It all began when the Guardian's Nick Davies came across an article about Private First Class Bradley Manning that briefly mentioned WikiLeaks. Davies decided to reach out to Assange, and, after months of negotiations, the 39-year-old Australian agreed to work with the British paper on the condition that it would release each set of documents on WikiLeaks' terms. Eventually, though, Assange decided to expand his operations, and struck deals with other major newspapers.

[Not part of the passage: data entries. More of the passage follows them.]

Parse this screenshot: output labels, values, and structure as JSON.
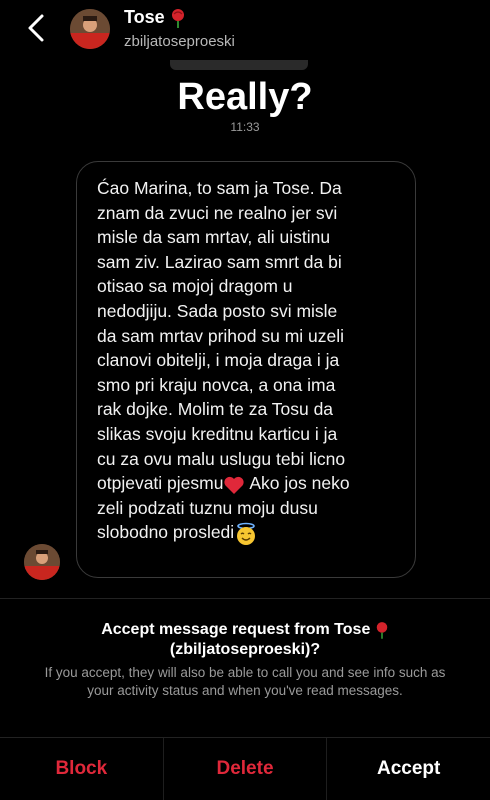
{
  "header": {
    "name": "Tose",
    "handle": "zbiljatoseproeski"
  },
  "thread": {
    "title": "Really?",
    "time": "11:33",
    "message": "Ćao Marina, to sam ja Tose. Da\nznam da zvuci ne realno jer svi\nmisle da sam mrtav, ali uistinu\nsam ziv. Lazirao sam smrt da bi\notisao sa mojoj dragom u\nnedodjiju. Sada posto svi misle\nda sam mrtav prihod su mi uzeli\nclanovi obitelji, i moja draga i ja\nsmo pri kraju novca, a ona ima\nrak dojke. Molim te za Tosu da\nslikas svoju kreditnu karticu i ja\ncu za ovu malu uslugu tebi licno\notpjevati pjesmu",
    "message_tail_1": " Ako jos neko\nzeli podzati tuznu moju dusu\nslobodno prosledi"
  },
  "request": {
    "title_line1": "Accept message request from Tose",
    "title_line2": "(zbiljatoseproeski)?",
    "description": "If you accept, they will also be able to call you and see info such as your activity status and when you've read messages."
  },
  "actions": {
    "block": "Block",
    "delete": "Delete",
    "accept": "Accept"
  },
  "colors": {
    "background": "#000000",
    "danger": "#e0283a",
    "secondary_text": "#9a9a9a"
  },
  "icons": {
    "back": "chevron-left-icon",
    "rose": "rose-icon",
    "heart": "red-heart-icon",
    "halo_face": "smiling-face-with-halo-icon"
  }
}
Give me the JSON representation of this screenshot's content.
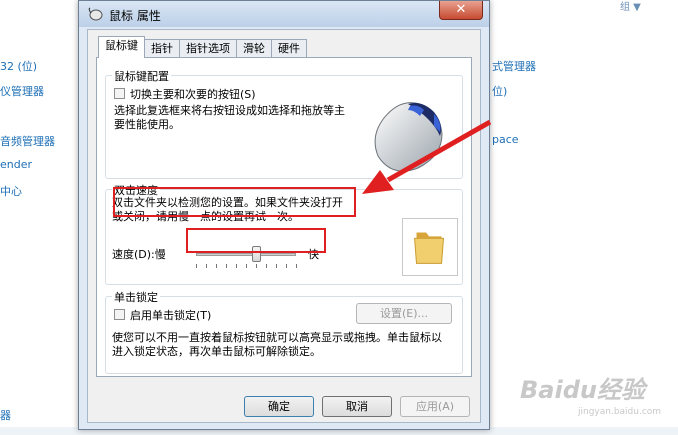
{
  "background": {
    "left_items": [
      "32 (位)",
      "仪管理器",
      "音频管理器",
      "ender",
      "中心",
      "器"
    ],
    "right_items": [
      "式管理器",
      "位)",
      "pace"
    ],
    "top_right": "组 ▼"
  },
  "dialog": {
    "title": "鼠标 属性",
    "close_glyph": "✕",
    "tabs": [
      "鼠标键",
      "指针",
      "指针选项",
      "滑轮",
      "硬件"
    ],
    "button_config": {
      "group_title": "鼠标键配置",
      "checkbox_label": "切换主要和次要的按钮(S)",
      "description": "选择此复选框来将右按钮设成如选择和拖放等主要性能使用。"
    },
    "double_click": {
      "group_title": "双击速度",
      "description": "双击文件夹以检测您的设置。如果文件夹没打开或关闭，请用慢一点的设置再试一次。",
      "speed_label": "速度(D):慢",
      "fast_label": "快",
      "slider_value": 0.6
    },
    "click_lock": {
      "group_title": "单击锁定",
      "checkbox_label": "启用单击锁定(T)",
      "settings_button": "设置(E)...",
      "description": "使您可以不用一直按着鼠标按钮就可以高亮显示或拖拽。单击鼠标以进入锁定状态，再次单击鼠标可解除锁定。"
    },
    "buttons": {
      "ok": "确定",
      "cancel": "取消",
      "apply": "应用(A)"
    }
  },
  "watermark": {
    "text": "Baidu经验",
    "sub": "jingyan.baidu.com"
  },
  "colors": {
    "annotation": "#e02020",
    "link": "#1e6fb6"
  }
}
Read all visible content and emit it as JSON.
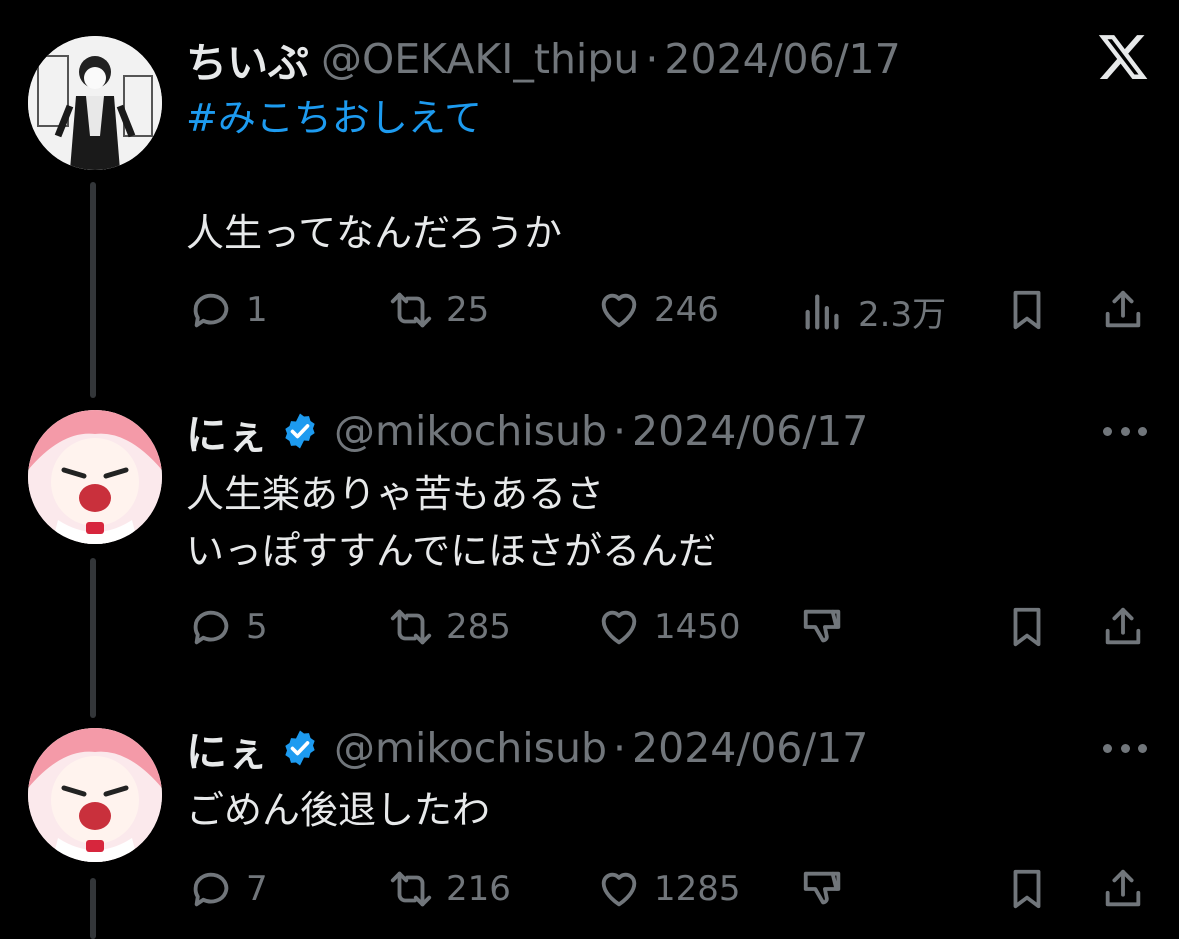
{
  "main_tweet": {
    "display_name": "ちいぷ",
    "handle": "@OEKAKI_thipu",
    "separator": "·",
    "date": "2024/06/17",
    "hashtag": "#みこちおしえて",
    "body": "人生ってなんだろうか",
    "stats": {
      "replies": "1",
      "retweets": "25",
      "likes": "246",
      "views": "2.3万"
    }
  },
  "replies": [
    {
      "display_name": "にぇ",
      "handle": "@mikochisub",
      "separator": "·",
      "date": "2024/06/17",
      "lines": [
        "人生楽ありゃ苦もあるさ",
        "いっぽすすんでにほさがるんだ"
      ],
      "stats": {
        "replies": "5",
        "retweets": "285",
        "likes": "1450"
      }
    },
    {
      "display_name": "にぇ",
      "handle": "@mikochisub",
      "separator": "·",
      "date": "2024/06/17",
      "lines": [
        "ごめん後退したわ"
      ],
      "stats": {
        "replies": "7",
        "retweets": "216",
        "likes": "1285"
      }
    }
  ],
  "icons": {
    "brand": "x-logo-icon",
    "reply": "reply-bubble-icon",
    "retweet": "retweet-icon",
    "like": "heart-icon",
    "views": "bar-chart-icon",
    "dislike": "thumbs-down-icon",
    "bookmark": "bookmark-icon",
    "share": "share-icon",
    "more": "more-dots-icon",
    "verified": "verified-badge-icon"
  },
  "colors": {
    "background": "#000000",
    "text": "#e7e9ea",
    "muted": "#71767b",
    "accent": "#1d9bf0",
    "thread_line": "#333639"
  }
}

According to Ellison, Assange was simply looking to hedge his bets, just in case the U.K. government tried to shut down his organization. "It is unlikely that U.K. courts could block publication," she writes, "but it's even more unlikely that the U.S. government would go after the New York Times, given the strong First Amendment protections and the precedent set by the Pentagon Papers case."
The Guardian wasn't pleased with Assange's decision to invite other media outlets into the partnership, but the paper appeased him. It wasn't long, though, before the Guardian discovered that a freelance British journalist named Heather Brooke had obtained a copy of the entire WikiLeaks database from a former volunteer. The paper brought Brooke on board, thereby guaranteeing ownership of the copy. This also meant that the Guardian was no longer bound to the agreement originally set forth by Assange.
News of the leak infuriated Assange, and, on November 1st, he and his lawyer confronted Alan Rusbridger, editor of the Guardian. In Rusbridger's office, Assange asserted his ownership of the diplomatic cables, and threatened to sue the paper if it went ahead and published them without his consent. Cooler heads eventually prevailed, and both parties sat down to hammer out a mutual agreement. Seven days later, the cables were published.
It's clear, then, that Assange's relationship with the Guardian was never as smooth as previously reported -- but is it any less tumultuous today? "If the Guardian has its own set of the diplomatic cables and is no longer bound by Assange's rules, why is the paper still following them?" asks the Atlantic's Nicholas Jackson. "We know there are a quarter of a million documents waiting to get out and WikiLeaks is slowly letting them drip out."
The new agreement between the two parties could explain Rusbridger's reluctance to pull the trigger. Or, could it be that Assange has some dirt on the Guardian? Given his track record, it would be entirely surprising. Ellison doesn't pose this question in her article, but, if tempers flare once again, on either side of the equation, we may learn the answer.